Controlled moisture in food production

Published 2013-03-20 in 

This is an article from the customers magazine The Dewpoint, download the PDF here

The slaughterhouse industry uses thousands of litres of water every day for cleaning its premises. This water has to go somewhere, but without risking product contamination.

Strict hygiene control is a must when food is handled. And this includes keeping tabs on moisture.
There are huge amounts of water in the slaughterhouse environment. The premises are ventilated with outdoor air, and additional water vapour is brought in during the humid summer months. A temperature of 1°C to 9°C is often maintained on slaughterhouse premises. When hot, moist outdoor air meets the cold air or cold surfaces on the premises, relative humidity is increased. A certain amount of moisture evaporates from the bodies of the animals and staff. This causes huge amounts of vapour and condensation on machines, ceilings and floors. Apart from the fact that the moisture increases the risk of contamination, it also makes the floors slippery. Drops of condensation from ceilings are of course unacceptable in environments in which foods are produced.

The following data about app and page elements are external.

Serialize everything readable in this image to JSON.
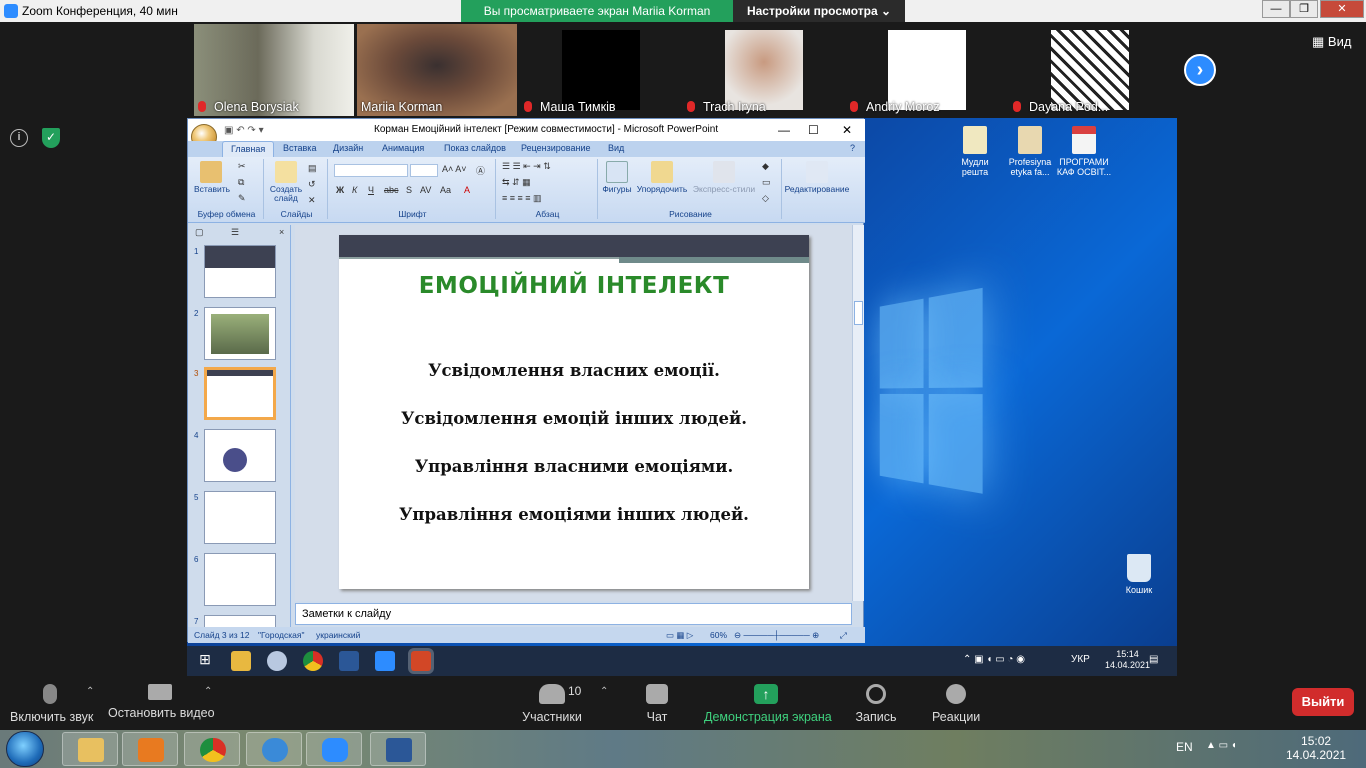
{
  "zoom": {
    "window_title": "Zoom Конференция, 40 мин",
    "share_banner": "Вы просматриваете экран Mariia Korman",
    "view_options": "Настройки просмотра",
    "view_label": "Вид",
    "participants": [
      {
        "name": "Olena Borysiak",
        "muted": true
      },
      {
        "name": "Mariia Korman",
        "muted": false
      },
      {
        "name": "Маша Тимків",
        "muted": true
      },
      {
        "name": "Trach Iryna",
        "muted": true
      },
      {
        "name": "Andriy Moroz",
        "muted": true
      },
      {
        "name": "Dayana Pod...",
        "muted": true
      }
    ],
    "controls": {
      "mute": "Включить звук",
      "video": "Остановить видео",
      "participants": "Участники",
      "participants_count": "10",
      "chat": "Чат",
      "share": "Демонстрация экрана",
      "record": "Запись",
      "reactions": "Реакции",
      "leave": "Выйти"
    }
  },
  "powerpoint": {
    "title": "Корман Емоційний інтелект [Режим совместимости] - Microsoft PowerPoint",
    "tabs": [
      "Главная",
      "Вставка",
      "Дизайн",
      "Анимация",
      "Показ слайдов",
      "Рецензирование",
      "Вид"
    ],
    "groups": {
      "clipboard": "Буфер обмена",
      "paste": "Вставить",
      "slides": "Слайды",
      "new_slide": "Создать слайд",
      "font": "Шрифт",
      "paragraph": "Абзац",
      "drawing": "Рисование",
      "shapes": "Фигуры",
      "arrange": "Упорядочить",
      "quick_styles": "Экспресс-стили",
      "editing": "Редактирование"
    },
    "thumb_numbers": [
      "1",
      "2",
      "3",
      "4",
      "5",
      "6",
      "7"
    ],
    "slide": {
      "title": "ЕМОЦІЙНИЙ ІНТЕЛЕКТ",
      "lines": [
        "Усвідомлення власних емоції.",
        "Усвідомлення емоцій інших людей.",
        "Управління власними емоціями.",
        "Управління емоціями інших людей."
      ]
    },
    "notes_placeholder": "Заметки к слайду",
    "status": {
      "slide_of": "Слайд 3 из 12",
      "theme": "\"Городская\"",
      "language": "украинский",
      "zoom": "60%"
    }
  },
  "remote_desktop": {
    "icons": [
      {
        "label": "Мудли решта"
      },
      {
        "label": "Profesiyna etyka fa..."
      },
      {
        "label": "ПРОГРАМИ КАФ ОСВІТ..."
      },
      {
        "label": "Кошик"
      }
    ],
    "lang": "УКР",
    "time": "15:14",
    "date": "14.04.2021"
  },
  "local_taskbar": {
    "lang": "EN",
    "time": "15:02",
    "date": "14.04.2021"
  }
}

Controlling the level of moisture results in a drier, more consistent climate all year round. It prevents condensation and also considerably reduces drying times on premises which have been cleaned. It also ensures a much improved indoor climate for staff, as a drier chill is perceived to be less troublesome. If the air is dehumidified, there is less of a risk of slipping and the odours are not as strong. But above all, there is less of a risk of potential microbial growth, thereby allowing the quality of the products to be maintained.